◆ Brief: For each line of the material, write out an exact copy.
Top of Dataset records
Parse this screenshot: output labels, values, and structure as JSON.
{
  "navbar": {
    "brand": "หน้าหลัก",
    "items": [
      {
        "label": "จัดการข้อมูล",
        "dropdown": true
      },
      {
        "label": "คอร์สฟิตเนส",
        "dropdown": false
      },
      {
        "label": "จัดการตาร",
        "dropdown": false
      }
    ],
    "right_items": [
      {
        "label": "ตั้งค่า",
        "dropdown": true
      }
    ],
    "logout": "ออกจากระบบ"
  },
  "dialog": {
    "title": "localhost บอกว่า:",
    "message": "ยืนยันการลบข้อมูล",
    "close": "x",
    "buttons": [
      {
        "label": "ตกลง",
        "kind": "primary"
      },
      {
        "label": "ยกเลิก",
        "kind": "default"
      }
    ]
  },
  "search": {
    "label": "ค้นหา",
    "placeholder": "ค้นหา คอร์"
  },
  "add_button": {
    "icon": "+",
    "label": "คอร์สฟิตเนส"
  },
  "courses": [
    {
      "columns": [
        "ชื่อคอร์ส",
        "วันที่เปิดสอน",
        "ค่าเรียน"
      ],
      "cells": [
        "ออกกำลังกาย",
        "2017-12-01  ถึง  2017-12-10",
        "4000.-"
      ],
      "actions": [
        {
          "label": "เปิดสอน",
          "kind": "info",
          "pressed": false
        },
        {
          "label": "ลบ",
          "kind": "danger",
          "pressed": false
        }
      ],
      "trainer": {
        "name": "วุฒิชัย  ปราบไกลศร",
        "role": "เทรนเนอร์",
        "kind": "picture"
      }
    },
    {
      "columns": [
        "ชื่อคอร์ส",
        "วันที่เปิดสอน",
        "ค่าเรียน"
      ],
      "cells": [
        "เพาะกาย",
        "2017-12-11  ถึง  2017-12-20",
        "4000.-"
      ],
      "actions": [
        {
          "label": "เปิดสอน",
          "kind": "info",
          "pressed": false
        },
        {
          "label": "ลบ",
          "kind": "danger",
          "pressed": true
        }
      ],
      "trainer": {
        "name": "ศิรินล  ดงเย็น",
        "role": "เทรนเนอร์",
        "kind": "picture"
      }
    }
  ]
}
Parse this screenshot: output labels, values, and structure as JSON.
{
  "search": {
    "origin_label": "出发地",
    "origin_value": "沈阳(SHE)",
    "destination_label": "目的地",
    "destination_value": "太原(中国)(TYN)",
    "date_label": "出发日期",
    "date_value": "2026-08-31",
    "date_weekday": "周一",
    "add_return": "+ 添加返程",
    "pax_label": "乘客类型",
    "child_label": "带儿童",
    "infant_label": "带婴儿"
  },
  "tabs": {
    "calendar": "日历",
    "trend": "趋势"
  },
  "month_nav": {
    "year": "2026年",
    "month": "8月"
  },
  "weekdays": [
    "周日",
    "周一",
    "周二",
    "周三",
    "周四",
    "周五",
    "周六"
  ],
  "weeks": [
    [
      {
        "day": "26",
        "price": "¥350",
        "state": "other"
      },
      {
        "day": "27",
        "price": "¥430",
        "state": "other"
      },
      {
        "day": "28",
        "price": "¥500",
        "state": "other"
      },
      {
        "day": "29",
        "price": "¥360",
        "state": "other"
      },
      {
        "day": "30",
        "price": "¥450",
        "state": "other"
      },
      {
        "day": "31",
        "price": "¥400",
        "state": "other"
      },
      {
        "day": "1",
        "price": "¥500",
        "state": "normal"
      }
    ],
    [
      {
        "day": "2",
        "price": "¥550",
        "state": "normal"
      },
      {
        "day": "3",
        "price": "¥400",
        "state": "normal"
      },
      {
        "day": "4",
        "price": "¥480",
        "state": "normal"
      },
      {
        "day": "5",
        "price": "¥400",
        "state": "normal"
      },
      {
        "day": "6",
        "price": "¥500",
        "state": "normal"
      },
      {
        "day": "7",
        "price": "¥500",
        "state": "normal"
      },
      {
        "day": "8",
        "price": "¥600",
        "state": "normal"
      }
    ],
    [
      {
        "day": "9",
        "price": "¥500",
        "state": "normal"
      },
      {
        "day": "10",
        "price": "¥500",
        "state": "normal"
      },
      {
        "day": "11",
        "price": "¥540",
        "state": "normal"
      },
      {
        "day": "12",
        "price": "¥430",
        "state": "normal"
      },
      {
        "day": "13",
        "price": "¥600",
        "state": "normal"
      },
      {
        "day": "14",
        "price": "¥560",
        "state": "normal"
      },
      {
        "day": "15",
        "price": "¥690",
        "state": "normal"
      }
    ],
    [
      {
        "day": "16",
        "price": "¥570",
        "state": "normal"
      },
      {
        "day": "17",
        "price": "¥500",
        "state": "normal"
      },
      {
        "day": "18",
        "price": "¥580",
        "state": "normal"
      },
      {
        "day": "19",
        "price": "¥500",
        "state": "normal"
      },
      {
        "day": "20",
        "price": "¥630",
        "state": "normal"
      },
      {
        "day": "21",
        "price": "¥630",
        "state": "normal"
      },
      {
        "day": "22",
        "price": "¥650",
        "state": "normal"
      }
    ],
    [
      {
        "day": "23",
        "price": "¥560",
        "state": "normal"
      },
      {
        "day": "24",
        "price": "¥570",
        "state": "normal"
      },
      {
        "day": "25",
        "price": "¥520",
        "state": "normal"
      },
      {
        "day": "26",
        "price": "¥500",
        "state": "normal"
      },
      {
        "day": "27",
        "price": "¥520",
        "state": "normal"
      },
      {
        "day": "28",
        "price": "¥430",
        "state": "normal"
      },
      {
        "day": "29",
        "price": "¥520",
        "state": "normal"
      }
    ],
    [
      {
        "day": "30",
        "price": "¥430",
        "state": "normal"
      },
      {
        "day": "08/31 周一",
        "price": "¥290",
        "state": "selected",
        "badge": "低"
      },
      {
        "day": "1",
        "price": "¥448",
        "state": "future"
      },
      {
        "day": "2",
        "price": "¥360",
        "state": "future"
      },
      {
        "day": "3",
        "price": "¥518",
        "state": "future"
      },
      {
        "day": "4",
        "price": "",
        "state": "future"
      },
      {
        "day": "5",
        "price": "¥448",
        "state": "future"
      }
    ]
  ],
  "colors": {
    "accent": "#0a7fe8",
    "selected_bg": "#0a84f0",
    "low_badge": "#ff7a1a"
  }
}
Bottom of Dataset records
◆ Final answer:
Parse this screenshot: output labels, values, and structure as JSON.
{
  "navbar": {
    "brand": "หน้าหลัก",
    "items": [
      {
        "label": "จัดการข้อมูล",
        "dropdown": true
      },
      {
        "label": "คอร์สฟิตเนส",
        "dropdown": false
      },
      {
        "label": "จัดการตาร",
        "dropdown": false
      }
    ],
    "right_items": [
      {
        "label": "ตั้งค่า",
        "dropdown": true
      }
    ],
    "logout": "ออกจากระบบ"
  },
  "dialog": {
    "title": "localhost บอกว่า:",
    "message": "ยืนยันการลบข้อมูล",
    "close": "x",
    "buttons": [
      {
        "label": "ตกลง",
        "kind": "primary"
      },
      {
        "label": "ยกเลิก",
        "kind": "default"
      }
    ]
  },
  "search": {
    "label": "ค้นหา",
    "placeholder": "ค้นหา คอร์"
  },
  "add_button": {
    "icon": "+",
    "label": "คอร์สฟิตเนส"
  },
  "courses": [
    {
      "columns": [
        "ชื่อคอร์ส",
        "วันที่เปิดสอน",
        "ค่าเรียน"
      ],
      "cells": [
        "ออกกำลังกาย",
        "2017-12-01  ถึง  2017-12-10",
        "4000.-"
      ],
      "actions": [
        {
          "label": "เปิดสอน",
          "kind": "info",
          "pressed": false
        },
        {
          "label": "ลบ",
          "kind": "danger",
          "pressed": false
        }
      ],
      "trainer": {
        "name": "วุฒิชัย  ปราบไกลศร",
        "role": "เทรนเนอร์",
        "kind": "picture"
      }
    },
    {
      "columns": [
        "ชื่อคอร์ส",
        "วันที่เปิดสอน",
        "ค่าเรียน"
      ],
      "cells": [
        "เพาะกาย",
        "2017-12-11  ถึง  2017-12-20",
        "4000.-"
      ],
      "actions": [
        {
          "label": "เปิดสอน",
          "kind": "info",
          "pressed": false
        },
        {
          "label": "ลบ",
          "kind": "danger",
          "pressed": true
        }
      ],
      "trainer": {
        "name": "ศิรินล  ดงเย็น",
        "role": "เทรนเนอร์",
        "kind": "picture"
      }
    }
  ]
}
Parse this screenshot: output labels, values, and structure as JSON.
{
  "search": {
    "origin_label": "出发地",
    "origin_value": "沈阳(SHE)",
    "destination_label": "目的地",
    "destination_value": "太原(中国)(TYN)",
    "date_label": "出发日期",
    "date_value": "2026-08-31",
    "date_weekday": "周一",
    "add_return": "+ 添加返程",
    "pax_label": "乘客类型",
    "child_label": "带儿童",
    "infant_label": "带婴儿"
  },
  "tabs": {
    "calendar": "日历",
    "trend": "趋势"
  },
  "month_nav": {
    "year": "2026年",
    "month": "8月"
  },
  "weekdays": [
    "周日",
    "周一",
    "周二",
    "周三",
    "周四",
    "周五",
    "周六"
  ],
  "weeks": [
    [
      {
        "day": "26",
        "price": "¥350",
        "state": "other"
      },
      {
        "day": "27",
        "price": "¥430",
        "state": "other"
      },
      {
        "day": "28",
        "price": "¥500",
        "state": "other"
      },
      {
        "day": "29",
        "price": "¥360",
        "state": "other"
      },
      {
        "day": "30",
        "price": "¥450",
        "state": "other"
      },
      {
        "day": "31",
        "price": "¥400",
        "state": "other"
      },
      {
        "day": "1",
        "price": "¥500",
        "state": "normal"
      }
    ],
    [
      {
        "day": "2",
        "price": "¥550",
        "state": "normal"
      },
      {
        "day": "3",
        "price": "¥400",
        "state": "normal"
      },
      {
        "day": "4",
        "price": "¥480",
        "state": "normal"
      },
      {
        "day": "5",
        "price": "¥400",
        "state": "normal"
      },
      {
        "day": "6",
        "price": "¥500",
        "state": "normal"
      },
      {
        "day": "7",
        "price": "¥500",
        "state": "normal"
      },
      {
        "day": "8",
        "price": "¥600",
        "state": "normal"
      }
    ],
    [
      {
        "day": "9",
        "price": "¥500",
        "state": "normal"
      },
      {
        "day": "10",
        "price": "¥500",
        "state": "normal"
      },
      {
        "day": "11",
        "price": "¥540",
        "state": "normal"
      },
      {
        "day": "12",
        "price": "¥430",
        "state": "normal"
      },
      {
        "day": "13",
        "price": "¥600",
        "state": "normal"
      },
      {
        "day": "14",
        "price": "¥560",
        "state": "normal"
      },
      {
        "day": "15",
        "price": "¥690",
        "state": "normal"
      }
    ],
    [
      {
        "day": "16",
        "price": "¥570",
        "state": "normal"
      },
      {
        "day": "17",
        "price": "¥500",
        "state": "normal"
      },
      {
        "day": "18",
        "price": "¥580",
        "state": "normal"
      },
      {
        "day": "19",
        "price": "¥500",
        "state": "normal"
      },
      {
        "day": "20",
        "price": "¥630",
        "state": "normal"
      },
      {
        "day": "21",
        "price": "¥630",
        "state": "normal"
      },
      {
        "day": "22",
        "price": "¥650",
        "state": "normal"
      }
    ],
    [
      {
        "day": "23",
        "price": "¥560",
        "state": "normal"
      },
      {
        "day": "24",
        "price": "¥570",
        "state": "normal"
      },
      {
        "day": "25",
        "price": "¥520",
        "state": "normal"
      },
      {
        "day": "26",
        "price": "¥500",
        "state": "normal"
      },
      {
        "day": "27",
        "price": "¥520",
        "state": "normal"
      },
      {
        "day": "28",
        "price": "¥430",
        "state": "normal"
      },
      {
        "day": "29",
        "price": "¥520",
        "state": "normal"
      }
    ],
    [
      {
        "day": "30",
        "price": "¥430",
        "state": "normal"
      },
      {
        "day": "08/31 周一",
        "price": "¥290",
        "state": "selected",
        "badge": "低"
      },
      {
        "day": "1",
        "price": "¥448",
        "state": "future"
      },
      {
        "day": "2",
        "price": "¥360",
        "state": "future"
      },
      {
        "day": "3",
        "price": "¥518",
        "state": "future"
      },
      {
        "day": "4",
        "price": "",
        "state": "future"
      },
      {
        "day": "5",
        "price": "¥448",
        "state": "future"
      }
    ]
  ],
  "colors": {
    "accent": "#0a7fe8",
    "selected_bg": "#0a84f0",
    "low_badge": "#ff7a1a"
  }
}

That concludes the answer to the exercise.